That will be after she visits Parke's Castle.

I thank the Senators for their great interest and encouragement with regard to my Department. I thank the House for its support for the Bill and for the Senators' valuable contributions in relation to our inland waterways and islands.

I share the concern of Senators about the protection of the industrial heritage and ecology of our inland waterways and for their sensitive development in order to fully realise their great potential for leisure and tourism. Waterways pass through not only physical areas, but communities. The future success of the management of inland waterways, particularly in urban areas, will depend on the integration of waterways developments in the lives of the communities through which they pass.
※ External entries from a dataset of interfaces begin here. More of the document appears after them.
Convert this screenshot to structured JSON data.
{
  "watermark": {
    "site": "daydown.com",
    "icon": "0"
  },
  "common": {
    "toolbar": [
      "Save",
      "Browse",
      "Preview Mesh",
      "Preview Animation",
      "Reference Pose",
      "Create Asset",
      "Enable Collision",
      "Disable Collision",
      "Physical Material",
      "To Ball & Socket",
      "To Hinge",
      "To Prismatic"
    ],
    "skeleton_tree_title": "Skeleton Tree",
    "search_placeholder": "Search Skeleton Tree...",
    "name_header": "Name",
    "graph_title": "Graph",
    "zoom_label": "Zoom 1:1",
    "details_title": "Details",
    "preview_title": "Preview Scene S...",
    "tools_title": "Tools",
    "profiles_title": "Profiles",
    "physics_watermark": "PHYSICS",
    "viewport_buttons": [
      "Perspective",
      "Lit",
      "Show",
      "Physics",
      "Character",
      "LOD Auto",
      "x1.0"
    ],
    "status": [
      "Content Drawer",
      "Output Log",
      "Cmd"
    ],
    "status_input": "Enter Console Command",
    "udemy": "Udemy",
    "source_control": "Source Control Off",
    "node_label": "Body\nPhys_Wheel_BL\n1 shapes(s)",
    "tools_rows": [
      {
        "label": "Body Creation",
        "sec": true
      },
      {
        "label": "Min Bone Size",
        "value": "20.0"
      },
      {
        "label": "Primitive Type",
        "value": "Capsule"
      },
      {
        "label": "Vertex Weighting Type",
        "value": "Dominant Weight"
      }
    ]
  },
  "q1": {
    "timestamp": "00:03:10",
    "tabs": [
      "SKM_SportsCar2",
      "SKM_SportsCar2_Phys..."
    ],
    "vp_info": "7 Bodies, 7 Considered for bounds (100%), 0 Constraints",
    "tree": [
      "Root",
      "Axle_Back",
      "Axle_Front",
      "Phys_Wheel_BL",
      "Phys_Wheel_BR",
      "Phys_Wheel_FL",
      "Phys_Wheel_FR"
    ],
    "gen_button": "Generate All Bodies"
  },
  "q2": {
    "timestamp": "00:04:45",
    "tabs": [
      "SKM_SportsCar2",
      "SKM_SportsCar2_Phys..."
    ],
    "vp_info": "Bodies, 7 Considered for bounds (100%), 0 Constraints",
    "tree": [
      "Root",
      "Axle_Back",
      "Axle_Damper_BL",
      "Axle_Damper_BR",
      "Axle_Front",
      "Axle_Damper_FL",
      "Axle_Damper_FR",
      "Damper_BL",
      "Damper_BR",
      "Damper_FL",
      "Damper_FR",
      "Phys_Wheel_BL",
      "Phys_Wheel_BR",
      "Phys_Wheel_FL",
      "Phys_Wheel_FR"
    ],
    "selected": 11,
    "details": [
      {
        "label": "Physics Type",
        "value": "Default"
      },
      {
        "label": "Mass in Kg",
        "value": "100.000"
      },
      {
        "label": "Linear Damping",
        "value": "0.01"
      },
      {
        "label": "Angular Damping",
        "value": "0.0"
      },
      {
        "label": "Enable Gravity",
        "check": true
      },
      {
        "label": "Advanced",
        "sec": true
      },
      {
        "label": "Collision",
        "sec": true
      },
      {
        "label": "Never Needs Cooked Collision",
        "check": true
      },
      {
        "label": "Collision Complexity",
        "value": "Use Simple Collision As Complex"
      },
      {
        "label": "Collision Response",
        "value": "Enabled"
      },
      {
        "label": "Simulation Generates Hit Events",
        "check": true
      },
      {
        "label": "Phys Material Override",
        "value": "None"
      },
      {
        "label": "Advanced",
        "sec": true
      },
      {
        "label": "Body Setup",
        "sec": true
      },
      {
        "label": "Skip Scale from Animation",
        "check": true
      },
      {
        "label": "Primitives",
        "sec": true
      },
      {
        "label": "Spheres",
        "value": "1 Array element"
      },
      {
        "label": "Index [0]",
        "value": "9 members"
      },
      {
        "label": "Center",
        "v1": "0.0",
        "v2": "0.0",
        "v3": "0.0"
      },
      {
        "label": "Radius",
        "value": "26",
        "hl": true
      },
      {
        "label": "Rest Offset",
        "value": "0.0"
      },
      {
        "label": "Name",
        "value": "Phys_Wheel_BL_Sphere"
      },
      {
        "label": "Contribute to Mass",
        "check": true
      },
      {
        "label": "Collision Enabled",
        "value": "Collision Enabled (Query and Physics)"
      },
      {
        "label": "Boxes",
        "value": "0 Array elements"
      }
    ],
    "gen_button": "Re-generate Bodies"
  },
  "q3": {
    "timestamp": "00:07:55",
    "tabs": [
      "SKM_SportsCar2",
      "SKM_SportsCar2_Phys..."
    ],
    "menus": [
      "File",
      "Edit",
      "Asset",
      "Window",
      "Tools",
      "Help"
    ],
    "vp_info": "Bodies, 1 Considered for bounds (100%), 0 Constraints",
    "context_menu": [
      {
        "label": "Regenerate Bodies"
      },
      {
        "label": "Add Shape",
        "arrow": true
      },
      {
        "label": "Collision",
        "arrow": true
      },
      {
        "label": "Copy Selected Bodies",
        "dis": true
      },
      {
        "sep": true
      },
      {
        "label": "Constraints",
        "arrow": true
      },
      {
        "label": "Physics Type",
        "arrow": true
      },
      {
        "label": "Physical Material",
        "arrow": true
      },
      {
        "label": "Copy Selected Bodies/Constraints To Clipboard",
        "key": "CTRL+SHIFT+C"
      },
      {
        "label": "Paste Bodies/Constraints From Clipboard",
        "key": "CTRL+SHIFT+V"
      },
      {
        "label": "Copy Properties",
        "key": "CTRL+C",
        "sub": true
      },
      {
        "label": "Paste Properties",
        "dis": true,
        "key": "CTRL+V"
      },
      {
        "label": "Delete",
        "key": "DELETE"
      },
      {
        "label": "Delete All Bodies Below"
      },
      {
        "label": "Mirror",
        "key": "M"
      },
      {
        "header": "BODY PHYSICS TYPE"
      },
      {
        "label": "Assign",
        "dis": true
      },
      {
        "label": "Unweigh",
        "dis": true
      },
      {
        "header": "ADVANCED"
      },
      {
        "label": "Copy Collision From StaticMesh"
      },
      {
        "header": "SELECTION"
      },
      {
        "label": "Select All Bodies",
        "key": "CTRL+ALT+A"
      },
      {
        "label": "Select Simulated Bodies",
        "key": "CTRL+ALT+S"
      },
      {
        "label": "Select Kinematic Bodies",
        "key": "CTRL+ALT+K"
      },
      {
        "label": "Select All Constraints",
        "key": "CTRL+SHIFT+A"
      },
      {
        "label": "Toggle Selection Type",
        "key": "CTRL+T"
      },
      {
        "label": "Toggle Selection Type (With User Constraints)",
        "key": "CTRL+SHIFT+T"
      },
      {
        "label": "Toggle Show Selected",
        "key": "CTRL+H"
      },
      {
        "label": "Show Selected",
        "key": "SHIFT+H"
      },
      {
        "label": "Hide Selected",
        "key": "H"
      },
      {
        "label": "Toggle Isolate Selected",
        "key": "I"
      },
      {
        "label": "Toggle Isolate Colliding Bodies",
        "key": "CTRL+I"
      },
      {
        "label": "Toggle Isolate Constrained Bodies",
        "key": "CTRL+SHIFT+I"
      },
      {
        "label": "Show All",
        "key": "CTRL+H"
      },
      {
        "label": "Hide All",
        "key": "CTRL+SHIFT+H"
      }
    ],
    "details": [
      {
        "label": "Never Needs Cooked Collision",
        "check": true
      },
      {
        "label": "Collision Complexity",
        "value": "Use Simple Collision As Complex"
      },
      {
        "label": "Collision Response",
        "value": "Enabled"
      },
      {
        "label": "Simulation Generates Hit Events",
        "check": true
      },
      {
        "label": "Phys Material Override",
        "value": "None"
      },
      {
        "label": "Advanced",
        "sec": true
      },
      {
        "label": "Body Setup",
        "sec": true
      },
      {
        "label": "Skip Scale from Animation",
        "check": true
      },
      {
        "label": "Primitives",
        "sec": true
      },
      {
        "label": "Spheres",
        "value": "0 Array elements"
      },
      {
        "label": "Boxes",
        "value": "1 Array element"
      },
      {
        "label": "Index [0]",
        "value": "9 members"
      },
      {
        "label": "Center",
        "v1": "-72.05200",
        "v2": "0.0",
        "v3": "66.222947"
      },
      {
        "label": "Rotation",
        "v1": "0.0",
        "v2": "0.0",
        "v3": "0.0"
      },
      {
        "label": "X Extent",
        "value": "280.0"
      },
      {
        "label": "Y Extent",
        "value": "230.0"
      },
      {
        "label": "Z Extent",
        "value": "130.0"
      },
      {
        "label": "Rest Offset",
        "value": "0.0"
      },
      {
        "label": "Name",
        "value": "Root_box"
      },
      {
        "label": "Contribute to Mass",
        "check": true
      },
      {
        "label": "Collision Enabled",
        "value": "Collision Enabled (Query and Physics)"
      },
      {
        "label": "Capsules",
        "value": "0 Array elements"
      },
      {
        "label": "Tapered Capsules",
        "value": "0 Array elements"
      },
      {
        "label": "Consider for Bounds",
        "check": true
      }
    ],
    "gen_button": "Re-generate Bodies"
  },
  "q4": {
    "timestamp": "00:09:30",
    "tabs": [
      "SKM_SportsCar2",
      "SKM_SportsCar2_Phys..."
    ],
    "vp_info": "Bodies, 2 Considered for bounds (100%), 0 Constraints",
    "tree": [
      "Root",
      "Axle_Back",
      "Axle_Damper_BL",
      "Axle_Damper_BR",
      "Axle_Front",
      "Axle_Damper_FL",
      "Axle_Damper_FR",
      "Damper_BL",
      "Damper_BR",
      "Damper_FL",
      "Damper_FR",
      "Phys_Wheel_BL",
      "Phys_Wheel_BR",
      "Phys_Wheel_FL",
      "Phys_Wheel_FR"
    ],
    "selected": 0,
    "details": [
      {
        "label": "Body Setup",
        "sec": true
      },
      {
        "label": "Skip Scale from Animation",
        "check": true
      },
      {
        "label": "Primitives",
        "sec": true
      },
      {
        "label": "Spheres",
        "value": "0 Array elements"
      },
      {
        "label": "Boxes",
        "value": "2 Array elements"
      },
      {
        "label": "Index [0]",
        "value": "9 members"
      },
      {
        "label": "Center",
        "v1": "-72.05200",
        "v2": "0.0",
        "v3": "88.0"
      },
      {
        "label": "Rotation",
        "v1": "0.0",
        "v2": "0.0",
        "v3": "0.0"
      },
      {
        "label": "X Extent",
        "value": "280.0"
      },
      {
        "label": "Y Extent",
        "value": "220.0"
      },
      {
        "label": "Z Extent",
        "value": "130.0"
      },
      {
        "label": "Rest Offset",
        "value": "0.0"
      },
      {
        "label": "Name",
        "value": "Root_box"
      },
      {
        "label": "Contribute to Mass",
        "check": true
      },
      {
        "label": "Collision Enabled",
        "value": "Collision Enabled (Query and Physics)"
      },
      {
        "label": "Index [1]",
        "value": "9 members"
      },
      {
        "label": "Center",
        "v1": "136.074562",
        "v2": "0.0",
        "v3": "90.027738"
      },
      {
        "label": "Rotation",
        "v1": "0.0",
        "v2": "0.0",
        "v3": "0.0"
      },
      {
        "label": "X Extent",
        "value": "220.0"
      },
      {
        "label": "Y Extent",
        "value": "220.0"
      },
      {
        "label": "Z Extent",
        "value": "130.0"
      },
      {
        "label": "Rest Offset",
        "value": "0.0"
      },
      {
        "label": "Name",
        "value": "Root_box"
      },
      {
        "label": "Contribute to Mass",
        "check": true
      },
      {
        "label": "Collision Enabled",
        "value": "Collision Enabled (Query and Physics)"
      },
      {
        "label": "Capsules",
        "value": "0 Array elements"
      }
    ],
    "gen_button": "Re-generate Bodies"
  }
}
The importance of the islands was discussed. I thank Senators for their support for what we intend to do with regard to our inhabited islands. I also thank Senator Gibbons and Senator Gallagher for their kind invitations to visit their respective constituencies. I look forward to taking up their invitations in the near future and I will be in contact with the Senators when I intend to travel. I look forward to a good welcome on both occasions. I also my thank my officials for their tremendous help with regard to the Bill.

Question put and agreed to.
Sitting suspended at 5.40 p.m. and resumed at 7 p.m.